Segment Open

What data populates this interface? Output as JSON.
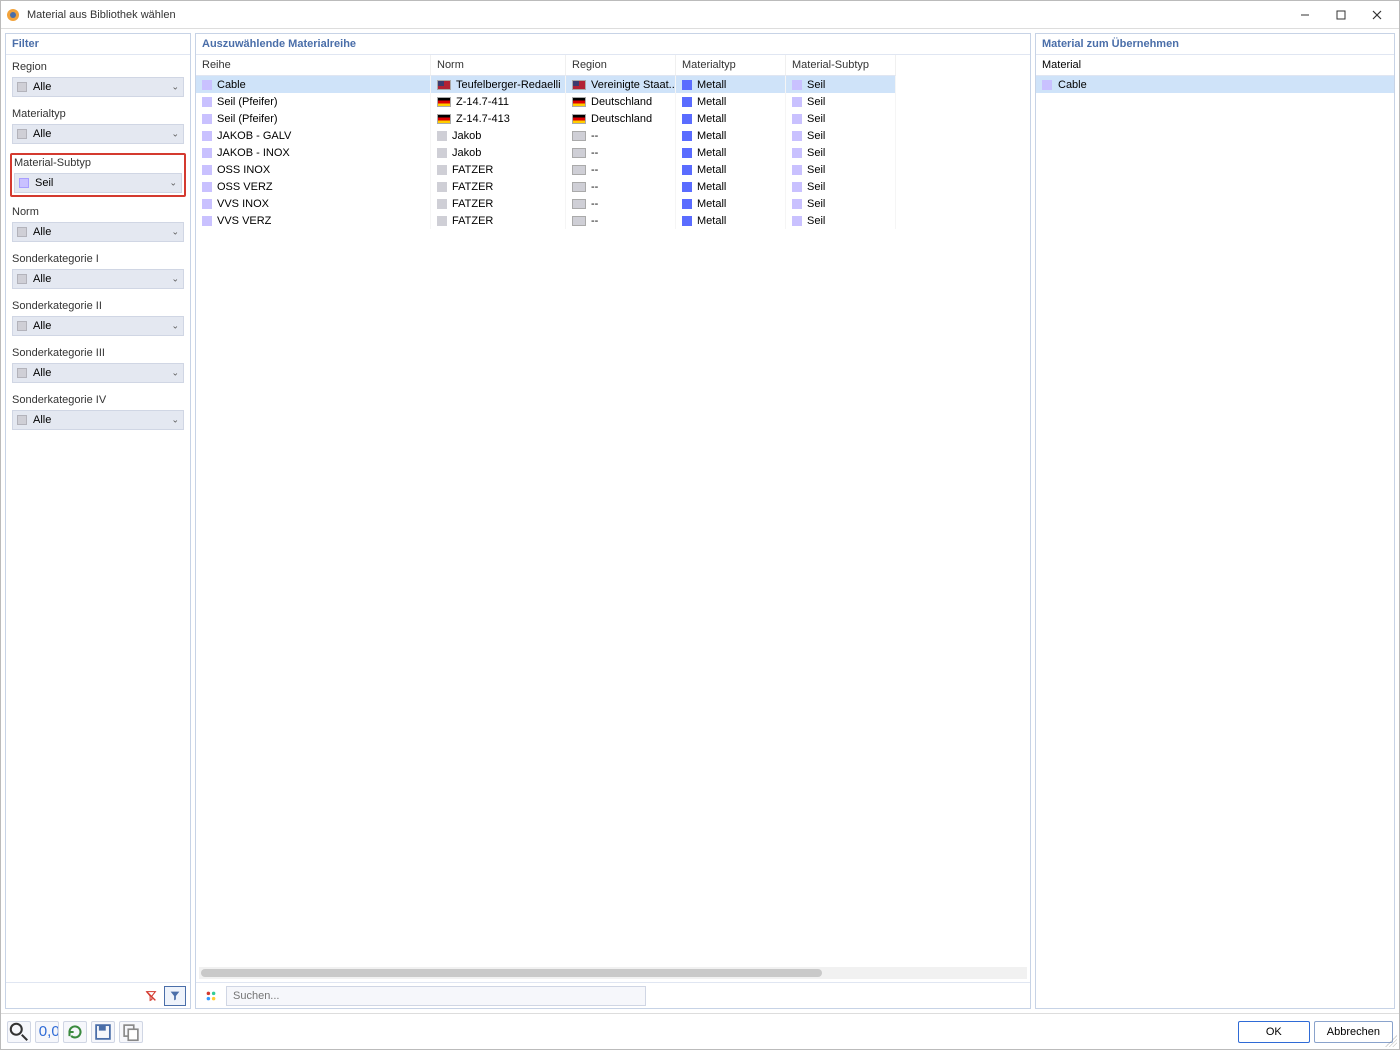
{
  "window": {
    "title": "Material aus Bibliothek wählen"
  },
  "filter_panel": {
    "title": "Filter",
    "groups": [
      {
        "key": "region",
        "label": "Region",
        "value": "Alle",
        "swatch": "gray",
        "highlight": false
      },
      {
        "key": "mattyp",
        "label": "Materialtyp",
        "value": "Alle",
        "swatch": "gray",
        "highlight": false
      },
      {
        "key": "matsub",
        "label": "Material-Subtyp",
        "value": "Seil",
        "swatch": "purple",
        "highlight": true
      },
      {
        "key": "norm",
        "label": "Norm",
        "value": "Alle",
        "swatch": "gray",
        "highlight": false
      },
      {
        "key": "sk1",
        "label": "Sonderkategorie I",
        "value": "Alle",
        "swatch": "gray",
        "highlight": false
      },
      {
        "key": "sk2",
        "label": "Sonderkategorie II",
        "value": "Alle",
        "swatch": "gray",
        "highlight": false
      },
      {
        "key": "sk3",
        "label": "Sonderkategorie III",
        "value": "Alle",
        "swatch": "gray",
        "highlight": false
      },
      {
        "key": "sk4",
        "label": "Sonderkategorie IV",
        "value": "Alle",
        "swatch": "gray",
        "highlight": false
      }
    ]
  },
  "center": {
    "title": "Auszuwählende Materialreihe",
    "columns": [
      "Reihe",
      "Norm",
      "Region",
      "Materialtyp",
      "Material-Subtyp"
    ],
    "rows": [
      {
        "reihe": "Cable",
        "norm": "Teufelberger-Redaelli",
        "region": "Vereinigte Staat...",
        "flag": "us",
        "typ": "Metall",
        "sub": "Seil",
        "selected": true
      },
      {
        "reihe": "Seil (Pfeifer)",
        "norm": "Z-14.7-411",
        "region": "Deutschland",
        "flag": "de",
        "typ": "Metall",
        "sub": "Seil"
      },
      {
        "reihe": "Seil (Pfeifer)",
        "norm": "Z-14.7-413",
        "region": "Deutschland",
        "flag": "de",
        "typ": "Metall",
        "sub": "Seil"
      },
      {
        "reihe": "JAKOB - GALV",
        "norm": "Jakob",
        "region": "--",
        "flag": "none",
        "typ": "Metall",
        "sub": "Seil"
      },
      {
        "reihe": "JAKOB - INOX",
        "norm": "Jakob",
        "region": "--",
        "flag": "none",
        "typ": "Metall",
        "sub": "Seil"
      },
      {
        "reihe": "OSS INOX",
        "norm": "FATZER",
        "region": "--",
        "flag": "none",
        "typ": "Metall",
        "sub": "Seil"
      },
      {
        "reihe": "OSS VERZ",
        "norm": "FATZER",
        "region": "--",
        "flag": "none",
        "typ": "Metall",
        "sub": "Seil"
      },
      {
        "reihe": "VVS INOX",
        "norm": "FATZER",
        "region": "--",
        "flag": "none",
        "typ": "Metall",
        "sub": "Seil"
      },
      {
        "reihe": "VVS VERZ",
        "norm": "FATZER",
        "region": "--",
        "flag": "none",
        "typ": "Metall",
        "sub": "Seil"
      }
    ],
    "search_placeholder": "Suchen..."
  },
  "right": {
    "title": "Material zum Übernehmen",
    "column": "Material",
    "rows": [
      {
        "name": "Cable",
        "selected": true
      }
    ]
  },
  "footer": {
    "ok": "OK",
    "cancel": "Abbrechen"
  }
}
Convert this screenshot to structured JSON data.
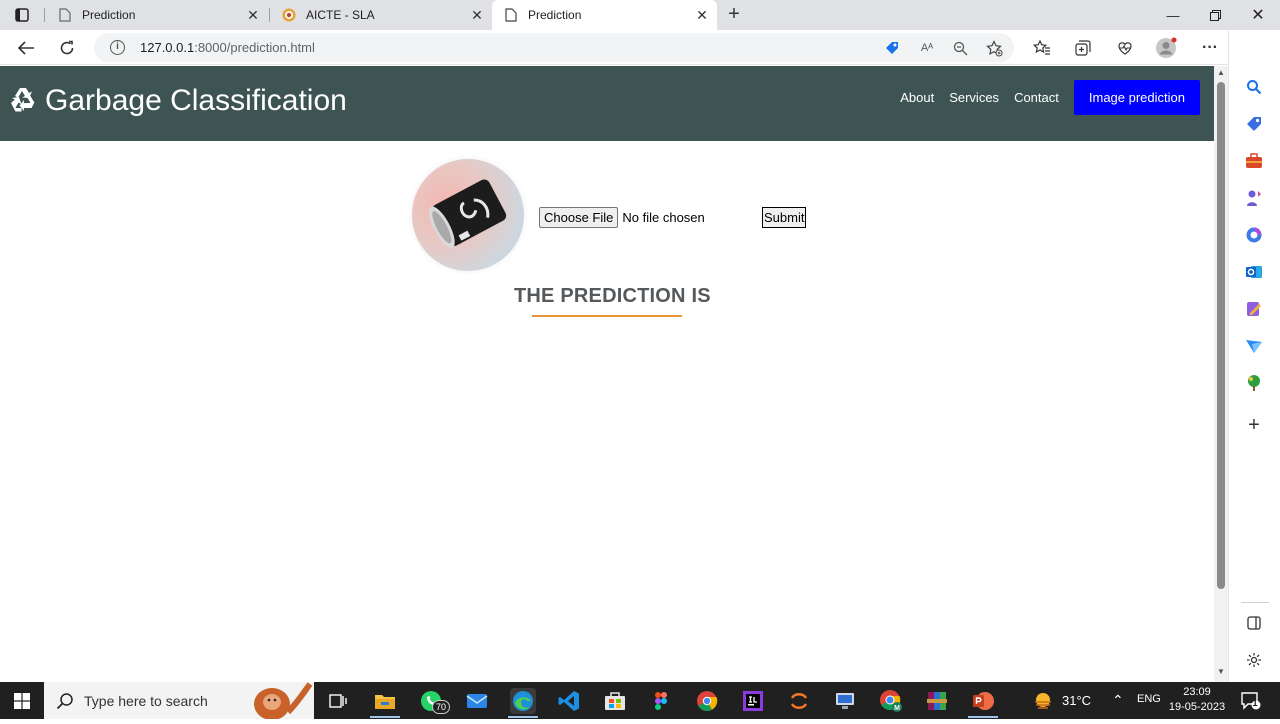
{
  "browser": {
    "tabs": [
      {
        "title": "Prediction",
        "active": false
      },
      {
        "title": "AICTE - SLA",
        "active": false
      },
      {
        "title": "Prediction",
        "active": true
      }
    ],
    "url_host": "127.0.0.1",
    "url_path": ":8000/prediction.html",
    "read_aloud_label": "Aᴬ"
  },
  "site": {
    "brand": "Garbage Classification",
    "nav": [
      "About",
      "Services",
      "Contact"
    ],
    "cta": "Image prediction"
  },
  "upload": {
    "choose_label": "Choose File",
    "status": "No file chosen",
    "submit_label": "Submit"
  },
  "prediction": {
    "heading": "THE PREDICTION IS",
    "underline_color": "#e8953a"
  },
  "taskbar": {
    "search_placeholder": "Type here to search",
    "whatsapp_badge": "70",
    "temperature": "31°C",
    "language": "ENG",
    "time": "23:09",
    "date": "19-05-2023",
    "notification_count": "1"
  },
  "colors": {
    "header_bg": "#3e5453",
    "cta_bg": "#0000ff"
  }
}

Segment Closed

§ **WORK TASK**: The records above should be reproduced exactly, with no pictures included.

§ **REPLY TO THE EXERCISE**:
What data populates this interface? Output as JSON.
{
  "window": {
    "title": "Material aus Bibliothek wählen"
  },
  "filter_panel": {
    "title": "Filter",
    "groups": [
      {
        "key": "region",
        "label": "Region",
        "value": "Alle",
        "swatch": "gray",
        "highlight": false
      },
      {
        "key": "mattyp",
        "label": "Materialtyp",
        "value": "Alle",
        "swatch": "gray",
        "highlight": false
      },
      {
        "key": "matsub",
        "label": "Material-Subtyp",
        "value": "Seil",
        "swatch": "purple",
        "highlight": true
      },
      {
        "key": "norm",
        "label": "Norm",
        "value": "Alle",
        "swatch": "gray",
        "highlight": false
      },
      {
        "key": "sk1",
        "label": "Sonderkategorie I",
        "value": "Alle",
        "swatch": "gray",
        "highlight": false
      },
      {
        "key": "sk2",
        "label": "Sonderkategorie II",
        "value": "Alle",
        "swatch": "gray",
        "highlight": false
      },
      {
        "key": "sk3",
        "label": "Sonderkategorie III",
        "value": "Alle",
        "swatch": "gray",
        "highlight": false
      },
      {
        "key": "sk4",
        "label": "Sonderkategorie IV",
        "value": "Alle",
        "swatch": "gray",
        "highlight": false
      }
    ]
  },
  "center": {
    "title": "Auszuwählende Materialreihe",
    "columns": [
      "Reihe",
      "Norm",
      "Region",
      "Materialtyp",
      "Material-Subtyp"
    ],
    "rows": [
      {
        "reihe": "Cable",
        "norm": "Teufelberger-Redaelli",
        "region": "Vereinigte Staat...",
        "flag": "us",
        "typ": "Metall",
        "sub": "Seil",
        "selected": true
      },
      {
        "reihe": "Seil (Pfeifer)",
        "norm": "Z-14.7-411",
        "region": "Deutschland",
        "flag": "de",
        "typ": "Metall",
        "sub": "Seil"
      },
      {
        "reihe": "Seil (Pfeifer)",
        "norm": "Z-14.7-413",
        "region": "Deutschland",
        "flag": "de",
        "typ": "Metall",
        "sub": "Seil"
      },
      {
        "reihe": "JAKOB - GALV",
        "norm": "Jakob",
        "region": "--",
        "flag": "none",
        "typ": "Metall",
        "sub": "Seil"
      },
      {
        "reihe": "JAKOB - INOX",
        "norm": "Jakob",
        "region": "--",
        "flag": "none",
        "typ": "Metall",
        "sub": "Seil"
      },
      {
        "reihe": "OSS INOX",
        "norm": "FATZER",
        "region": "--",
        "flag": "none",
        "typ": "Metall",
        "sub": "Seil"
      },
      {
        "reihe": "OSS VERZ",
        "norm": "FATZER",
        "region": "--",
        "flag": "none",
        "typ": "Metall",
        "sub": "Seil"
      },
      {
        "reihe": "VVS INOX",
        "norm": "FATZER",
        "region": "--",
        "flag": "none",
        "typ": "Metall",
        "sub": "Seil"
      },
      {
        "reihe": "VVS VERZ",
        "norm": "FATZER",
        "region": "--",
        "flag": "none",
        "typ": "Metall",
        "sub": "Seil"
      }
    ],
    "search_placeholder": "Suchen..."
  },
  "right": {
    "title": "Material zum Übernehmen",
    "column": "Material",
    "rows": [
      {
        "name": "Cable",
        "selected": true
      }
    ]
  },
  "footer": {
    "ok": "OK",
    "cancel": "Abbrechen"
  }
}
Convert this screenshot to structured JSON data.
{
  "browser": {
    "tabs": [
      {
        "title": "Prediction",
        "active": false
      },
      {
        "title": "AICTE - SLA",
        "active": false
      },
      {
        "title": "Prediction",
        "active": true
      }
    ],
    "url_host": "127.0.0.1",
    "url_path": ":8000/prediction.html",
    "read_aloud_label": "Aᴬ"
  },
  "site": {
    "brand": "Garbage Classification",
    "nav": [
      "About",
      "Services",
      "Contact"
    ],
    "cta": "Image prediction"
  },
  "upload": {
    "choose_label": "Choose File",
    "status": "No file chosen",
    "submit_label": "Submit"
  },
  "prediction": {
    "heading": "THE PREDICTION IS",
    "underline_color": "#e8953a"
  },
  "taskbar": {
    "search_placeholder": "Type here to search",
    "whatsapp_badge": "70",
    "temperature": "31°C",
    "language": "ENG",
    "time": "23:09",
    "date": "19-05-2023",
    "notification_count": "1"
  },
  "colors": {
    "header_bg": "#3e5453",
    "cta_bg": "#0000ff"
  }
}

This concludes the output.